## [PROBLEM DESCRIPTION]
In the listing below, look for "true" and copy every line that has it.

+++ RECORD SET +++

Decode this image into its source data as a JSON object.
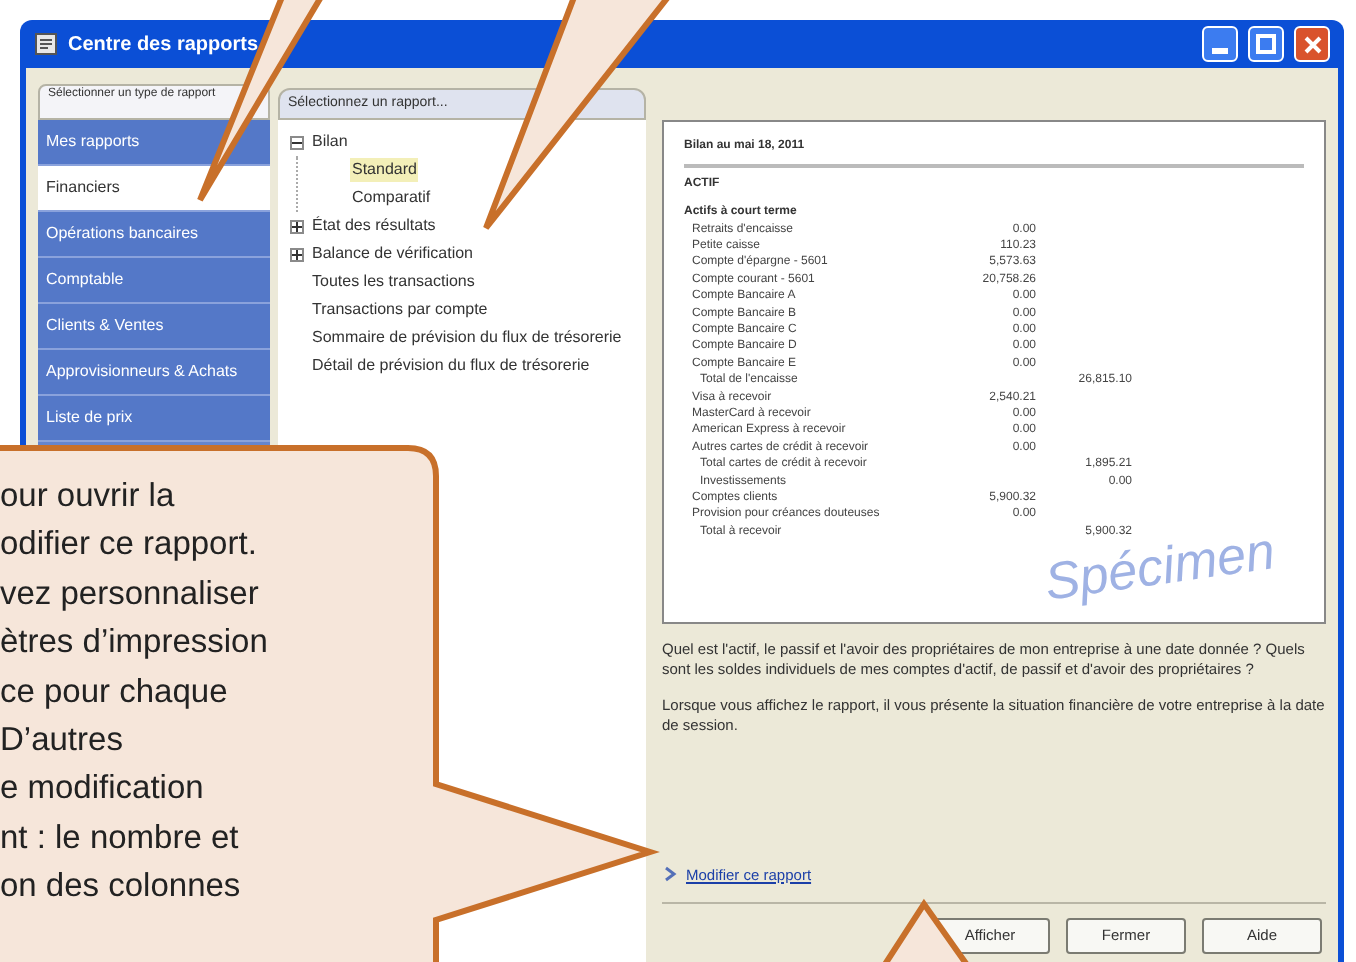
{
  "window": {
    "title": "Centre des rapports"
  },
  "tabs": [
    {
      "label": "Sélectionner un type de rapport"
    },
    {
      "label": "Sélectionnez un rapport..."
    }
  ],
  "sidebar": {
    "items": [
      {
        "label": "Mes rapports",
        "selected": false
      },
      {
        "label": "Financiers",
        "selected": true
      },
      {
        "label": "Opérations bancaires",
        "selected": false
      },
      {
        "label": "Comptable",
        "selected": false
      },
      {
        "label": "Clients & Ventes",
        "selected": false
      },
      {
        "label": "Approvisionneurs & Achats",
        "selected": false
      },
      {
        "label": "Liste de prix",
        "selected": false
      }
    ]
  },
  "tree": [
    {
      "label": "Bilan",
      "expanded": true,
      "selected": false,
      "children": [
        {
          "label": "Standard",
          "selected": true
        },
        {
          "label": "Comparatif",
          "selected": false
        }
      ]
    },
    {
      "label": "État des résultats",
      "expanded": false,
      "selected": false
    },
    {
      "label": "Balance de vérification",
      "expanded": false,
      "selected": false
    },
    {
      "label": "Toutes les transactions",
      "selected": false
    },
    {
      "label": "Transactions par compte",
      "selected": false
    },
    {
      "label": "Sommaire de prévision du flux de trésorerie",
      "selected": false
    },
    {
      "label": "Détail de prévision du flux de trésorerie",
      "selected": false
    }
  ],
  "preview": {
    "title": "Bilan au mai 18, 2011",
    "section": "ACTIF",
    "group": "Actifs à court terme",
    "stamp": "Spécimen",
    "rows": [
      {
        "label": "Retraits d'encaisse",
        "amount": "0.00"
      },
      {
        "label": "Petite caisse",
        "amount": "110.23"
      },
      {
        "label": "Compte d'épargne - 5601",
        "amount": "5,573.63"
      },
      {
        "label": "Compte courant - 5601",
        "amount": "20,758.26"
      },
      {
        "label": "Compte Bancaire A",
        "amount": "0.00"
      },
      {
        "label": "Compte Bancaire B",
        "amount": "0.00"
      },
      {
        "label": "Compte Bancaire C",
        "amount": "0.00"
      },
      {
        "label": "Compte Bancaire D",
        "amount": "0.00"
      },
      {
        "label": "Compte Bancaire E",
        "amount": "0.00"
      },
      {
        "label": "Total de l'encaisse",
        "total": "26,815.10"
      },
      {
        "label": "Visa à recevoir",
        "amount": "2,540.21"
      },
      {
        "label": "MasterCard à recevoir",
        "amount": "0.00"
      },
      {
        "label": "American Express à recevoir",
        "amount": "0.00"
      },
      {
        "label": "Autres cartes de crédit à recevoir",
        "amount": "0.00"
      },
      {
        "label": "Total cartes de crédit à recevoir",
        "total": "1,895.21"
      },
      {
        "label": "Investissements",
        "total": "0.00"
      },
      {
        "label": "Comptes clients",
        "amount": "5,900.32"
      },
      {
        "label": "Provision pour créances douteuses",
        "amount": "0.00"
      },
      {
        "label": "Total à recevoir",
        "total": "5,900.32"
      }
    ]
  },
  "description": [
    "Quel est l'actif, le passif et l'avoir des propriétaires de mon entreprise à une date donnée ? Quels sont les soldes individuels de mes comptes d'actif, de passif et d'avoir des propriétaires ?",
    "Lorsque vous affichez le rapport, il vous présente la situation financière de votre entreprise à la date de session."
  ],
  "link": "Modifier ce rapport",
  "buttons": [
    "Afficher",
    "Fermer",
    "Aide"
  ],
  "callout": {
    "lines": [
      "our ouvrir la",
      "odifier ce rapport.",
      "vez personnaliser",
      "ètres d’impression",
      "ce pour chaque",
      "D’autres",
      "e modification",
      "nt : le nombre et",
      "on des colonnes"
    ]
  }
}
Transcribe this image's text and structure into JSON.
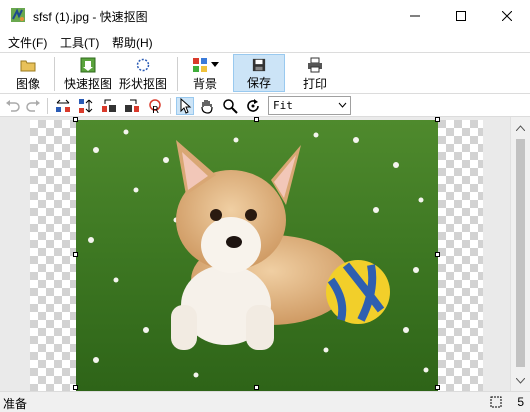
{
  "window": {
    "title": "sfsf (1).jpg - 快速抠图",
    "app_icon": "app-logo-icon",
    "controls": [
      "minimize-icon",
      "maximize-icon",
      "close-icon"
    ]
  },
  "menu": {
    "file": "文件(F)",
    "tools": "工具(T)",
    "help": "帮助(H)"
  },
  "toolbar": {
    "image": "图像",
    "quick_cutout": "快速抠图",
    "shape_cutout": "形状抠图",
    "background": "背景",
    "save": "保存",
    "print": "打印",
    "active": "save"
  },
  "toolbar2": {
    "icons": [
      "undo-icon",
      "redo-icon",
      "flip-horizontal-icon",
      "flip-vertical-icon",
      "rotate-left-icon",
      "rotate-right-icon",
      "reset-icon",
      "pointer-icon",
      "hand-pan-icon",
      "zoom-icon",
      "refresh-icon"
    ],
    "active_tool": "pointer-icon",
    "zoom_value": "Fit"
  },
  "canvas": {
    "content": "photo-corgi-puppy-on-grass-with-ball"
  },
  "status": {
    "text": "准备",
    "right": "5"
  },
  "colors": {
    "selection": "#cce4f7",
    "selection_border": "#99c9ef",
    "grass": "#3f7a22",
    "scroll_thumb": "#c2c2c2"
  }
}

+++

## [TASK OUTPUT]
        "selected": true
      "expanded": true,
          "selected": true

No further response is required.